Anyway, I’m mostly pointing out that what the Nirsoft utility says is exactly what the GNU/Linux command says. Thus this is not a bug with Windows or the Nirsoft program.

(Just out of curiosity, were those screenshots made with the upower -d command?)

They were run directly on the battery, i.e. “/org/freedesktop/UPower/devices/battery_CMB1” above.

This is what it gives for “upower -d”:

demo@mx1:~
$ upower -d
Device: /org/freedesktop/UPower/devices/line_power_AC
  native-path:          AC
  power supply:         yes
  updated:              Sun 04 Aug 2019 13:39:31 IST (42 seconds ago)
  has history:          no
  has statistics:       no
  line-power
    warning-level:       none
    online:              no
    icon-name:          'ac-adapter-symbolic'

Device: /org/freedesktop/UPower/devices/battery_CMB1
  native-path:          CMB1
  vendor:               Fujitsu
  model:                CP556150-02
  serial:               01A-Z120807000474Z
  power supply:         yes
  updated:              Sun 04 Aug 2019 13:39:31 IST (42 seconds ago)
  has history:          yes
  has statistics:       yes
  battery
    present:             yes
    rechargeable:        yes
    state:               discharging
    warning-level:       none
    energy:              54.27 Wh
    energy-empty:        0 Wh
    energy-full:         72.36 Wh
    energy-full-design:  72.36 Wh
    energy-rate:         26.3736 W
    voltage:             11.374 V
    time to empty:       2.1 hours
    percentage:          75%
    capacity:            100%
    technology:          lithium-ion
    icon-name:          'battery-full-symbolic'

Device: /org/freedesktop/UPower/devices/DisplayDevice
  power supply:         yes
  updated:              Sun 04 Aug 2019 13:39:31 IST (42 seconds ago)
  has history:          no
  has statistics:       no
  battery
    present:             yes
    state:               discharging
    warning-level:       none
    energy:              54.27 Wh
    energy-full:         72.36 Wh
    energy-rate:         26.3736 W
    time to empty:       2.1 hours
    percentage:          75%
    icon-name:          'battery-full-symbolic'

Daemon:
  daemon-version:  0.99.4
  on-battery:      yes
  lid-is-closed:   no
  lid-is-present:  yes
  critical-action: PowerOff
demo@mx1:~

The battery regularly gets fully discharged (to where Windows hibernates), mainly due to an annoying quirk where the laptop shows a yellow LED for when the battery is below 50% and a yellow LED to indicate it’s charging.
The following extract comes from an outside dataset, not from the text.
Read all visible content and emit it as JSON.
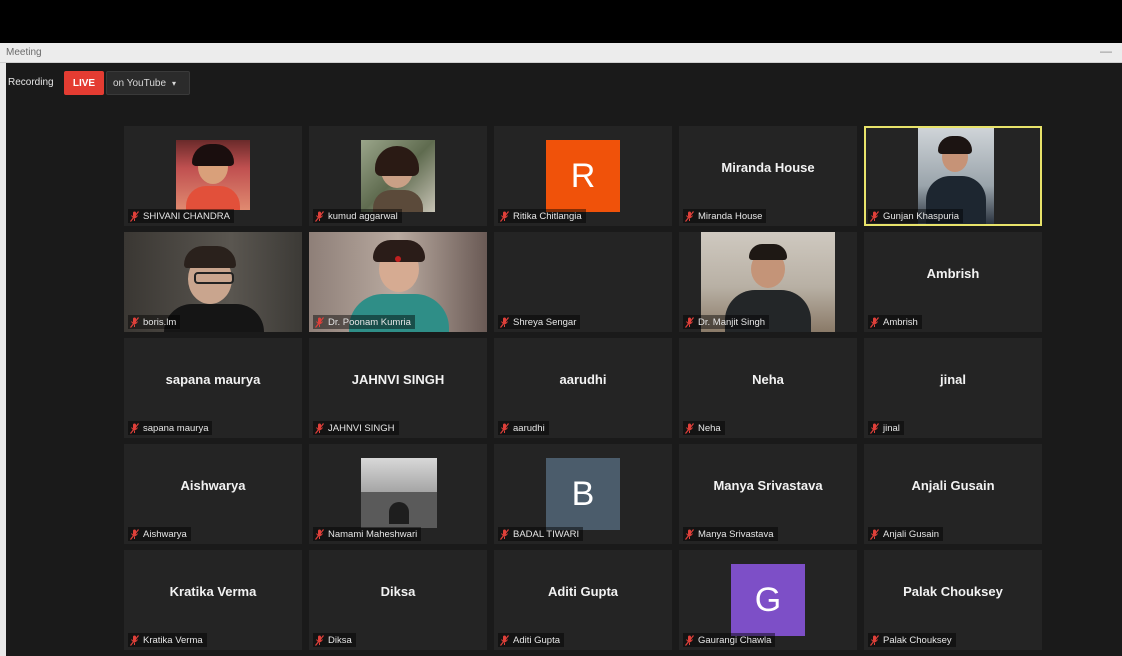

This caught me out a few days ago when a neighbour asked for help troubleshooting his 4G router. I plugged my laptop in and the yellow LED lit and unplugged the router to do some adjustments to the outdoor antenna using another item to show the signal levels. When I plugged the router back in, it wouldn’t light. I tried another socket, etc. and figured its power supply died. I drove home, brought with two power supplies and to my surprise, neither would work. It turned out their kettle tripped the RCD, knocking out the sockets and I had mistaken the yellow LED on the laptop as it still charging, which discretely changed to indicating the battery was under 50% when the mains power tripped.

So far since disabling that Fujitsu battery control utility with Autoruns, I have not run into any further issue with fully recharging the battery. The battery still has a very good runtime, although hard to say if it lasts as long as when it was new. I remember at the time (February 2013), I was debating between this and a similar HP laptop (with a better IPS screen and no DVD bay), but chose this one as it had a much higher battery capacity and a DVD drive bay. SSDs back then were obviously a lot more expensive, so this let me buy a reasonably priced SSD for the OS and a 1TB HDD to fit in a DVD drive bay HDD enclosure.

The runtime could be extended further with an optional battery that fits in the DVD drive bay, however I never bought that option. Back then, many laptops were being supplied with around half the Wh capacity of this one and I really wanted something that lasted longer than the typical 2-3 hours at the time.